In case you were wondering, it’s still winter. So how about a nice blog about whiskey to help warm you up? Seriously, we all know how whiskey may warm our hearts and take the chill out of our bones, but have you ever wondered about the science behind whiskey itself? Luckily, our friend and colleague Eric Simanek, Professor of Chemistry at Texas Christian University (TCU), knows a thing or two about the golden nectar.
Eric and Rob Arnold have co-authored a terrific book, Shots of Knowledge: The Science of Whiskey. The book offers a view of whiskey at the molecular level, including some things we’ll bet you never considered:
- Fixing carbon dioxide (CO2) with a “molecular bucket brigade.”
- Alcohol dehydrogenase, a group of enzymes that play a role in everything from fermentation to processing of alcohol in the human body.
- An in-depth look at the chemical processes involved in aging whiskey: extraction, evaporation, oxidation, concentration, filtration, and coloration.
In fact, Eric has used whiskey as a lens through which to foster a love of science, through numerous essays and lectures on the subject. He even teaches a course at TCU, Whiskey: Science and History, that takes a deeper look at mixology and more. As Eric puts it, the popular courses focus gives students “something to talk about in terms of their college academic experience in a way that ‘organic chemistry,’ regrettably, does not.”
We find this approach to presenting science in a medium that’s relatable (and enjoyable) for the layperson extremely refreshing, especially at a time when we need good science more than ever. Eric said of his class: “At its best, it provides a road map for navigating the kind of polarizing conversations we’re all having now — without being driven to drink.” We’ve previously worked closely with Eric to bring the story of plate tectonics and continental drift to life. Here’s an animation we put together with him:

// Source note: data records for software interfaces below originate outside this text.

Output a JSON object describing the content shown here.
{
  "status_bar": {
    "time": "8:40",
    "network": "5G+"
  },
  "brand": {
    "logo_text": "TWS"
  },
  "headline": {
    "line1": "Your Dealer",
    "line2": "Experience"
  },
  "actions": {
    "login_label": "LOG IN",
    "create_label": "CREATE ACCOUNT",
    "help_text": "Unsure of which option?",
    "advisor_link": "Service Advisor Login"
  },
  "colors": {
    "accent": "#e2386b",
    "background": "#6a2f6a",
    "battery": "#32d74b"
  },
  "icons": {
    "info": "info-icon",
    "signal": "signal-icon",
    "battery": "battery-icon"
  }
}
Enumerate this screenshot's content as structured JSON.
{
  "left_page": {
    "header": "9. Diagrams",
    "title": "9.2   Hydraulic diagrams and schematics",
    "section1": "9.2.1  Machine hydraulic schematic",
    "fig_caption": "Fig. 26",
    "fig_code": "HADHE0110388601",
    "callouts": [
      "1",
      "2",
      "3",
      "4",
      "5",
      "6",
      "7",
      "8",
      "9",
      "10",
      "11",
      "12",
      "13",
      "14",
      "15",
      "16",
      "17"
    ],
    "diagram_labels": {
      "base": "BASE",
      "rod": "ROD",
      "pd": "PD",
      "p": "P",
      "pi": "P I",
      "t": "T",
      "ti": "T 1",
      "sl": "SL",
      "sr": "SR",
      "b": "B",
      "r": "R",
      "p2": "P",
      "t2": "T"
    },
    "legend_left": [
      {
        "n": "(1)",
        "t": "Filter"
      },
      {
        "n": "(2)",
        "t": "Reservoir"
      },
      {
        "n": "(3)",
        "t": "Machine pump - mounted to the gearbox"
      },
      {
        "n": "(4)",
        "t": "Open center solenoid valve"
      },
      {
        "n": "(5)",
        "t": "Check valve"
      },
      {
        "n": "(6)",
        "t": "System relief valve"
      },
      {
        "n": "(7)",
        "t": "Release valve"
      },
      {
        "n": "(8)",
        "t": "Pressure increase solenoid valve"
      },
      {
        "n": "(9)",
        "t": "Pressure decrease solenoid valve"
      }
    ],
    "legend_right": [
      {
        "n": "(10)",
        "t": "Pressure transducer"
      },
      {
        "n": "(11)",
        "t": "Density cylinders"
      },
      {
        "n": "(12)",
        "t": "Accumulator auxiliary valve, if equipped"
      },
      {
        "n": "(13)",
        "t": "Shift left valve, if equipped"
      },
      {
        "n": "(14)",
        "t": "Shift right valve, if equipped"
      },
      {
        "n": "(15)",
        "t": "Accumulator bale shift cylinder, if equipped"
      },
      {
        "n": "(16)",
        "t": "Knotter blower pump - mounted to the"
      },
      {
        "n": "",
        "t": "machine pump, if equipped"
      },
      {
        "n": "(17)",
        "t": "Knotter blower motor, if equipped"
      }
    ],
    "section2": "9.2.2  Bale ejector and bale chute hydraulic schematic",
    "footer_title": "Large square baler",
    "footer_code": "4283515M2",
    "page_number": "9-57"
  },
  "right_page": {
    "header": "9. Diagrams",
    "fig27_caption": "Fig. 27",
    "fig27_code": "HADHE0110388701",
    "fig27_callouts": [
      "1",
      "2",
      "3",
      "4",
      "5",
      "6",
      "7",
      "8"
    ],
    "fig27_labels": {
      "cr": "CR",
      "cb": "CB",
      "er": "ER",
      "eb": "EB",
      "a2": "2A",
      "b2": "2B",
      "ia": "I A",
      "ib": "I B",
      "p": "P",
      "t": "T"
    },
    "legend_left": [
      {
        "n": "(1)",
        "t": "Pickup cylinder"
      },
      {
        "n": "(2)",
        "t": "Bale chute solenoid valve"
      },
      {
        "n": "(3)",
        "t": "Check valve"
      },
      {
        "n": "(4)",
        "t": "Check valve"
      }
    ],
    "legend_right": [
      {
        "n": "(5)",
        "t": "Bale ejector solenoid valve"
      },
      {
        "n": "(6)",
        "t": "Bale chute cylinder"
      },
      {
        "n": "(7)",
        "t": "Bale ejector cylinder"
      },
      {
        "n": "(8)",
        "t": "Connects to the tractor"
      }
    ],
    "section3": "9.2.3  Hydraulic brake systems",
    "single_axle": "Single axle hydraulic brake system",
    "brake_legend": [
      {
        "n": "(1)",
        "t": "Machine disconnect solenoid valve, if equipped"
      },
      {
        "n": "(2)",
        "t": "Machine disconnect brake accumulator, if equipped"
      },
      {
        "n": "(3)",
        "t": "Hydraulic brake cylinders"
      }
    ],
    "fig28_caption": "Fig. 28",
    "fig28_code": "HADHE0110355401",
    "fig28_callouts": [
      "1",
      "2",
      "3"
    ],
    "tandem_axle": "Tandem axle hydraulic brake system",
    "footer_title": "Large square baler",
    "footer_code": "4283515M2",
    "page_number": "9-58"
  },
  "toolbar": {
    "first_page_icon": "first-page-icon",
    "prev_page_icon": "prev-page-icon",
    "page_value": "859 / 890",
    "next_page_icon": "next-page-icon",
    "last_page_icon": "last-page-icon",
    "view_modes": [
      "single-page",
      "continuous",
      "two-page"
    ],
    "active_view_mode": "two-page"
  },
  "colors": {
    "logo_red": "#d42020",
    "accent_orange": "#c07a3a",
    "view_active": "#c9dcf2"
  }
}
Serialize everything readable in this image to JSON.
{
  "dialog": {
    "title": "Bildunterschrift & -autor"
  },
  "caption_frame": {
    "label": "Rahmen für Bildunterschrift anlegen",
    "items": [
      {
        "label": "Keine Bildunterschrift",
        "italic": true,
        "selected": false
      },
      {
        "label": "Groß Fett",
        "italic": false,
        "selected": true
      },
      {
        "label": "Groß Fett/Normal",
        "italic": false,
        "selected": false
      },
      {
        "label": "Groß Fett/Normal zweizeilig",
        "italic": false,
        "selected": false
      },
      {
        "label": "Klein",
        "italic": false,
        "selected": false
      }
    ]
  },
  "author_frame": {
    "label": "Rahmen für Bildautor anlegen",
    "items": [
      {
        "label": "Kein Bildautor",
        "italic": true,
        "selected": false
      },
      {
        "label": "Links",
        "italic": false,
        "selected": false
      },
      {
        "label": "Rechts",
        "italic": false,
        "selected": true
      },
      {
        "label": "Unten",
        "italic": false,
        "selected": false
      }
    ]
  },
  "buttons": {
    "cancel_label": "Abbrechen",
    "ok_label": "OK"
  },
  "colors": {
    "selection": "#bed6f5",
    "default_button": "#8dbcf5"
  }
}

Here’s to Eric and our other clients like him who share our passion for the wonder of the greater world around us! We raise a glass (of whiskey, of course) to you!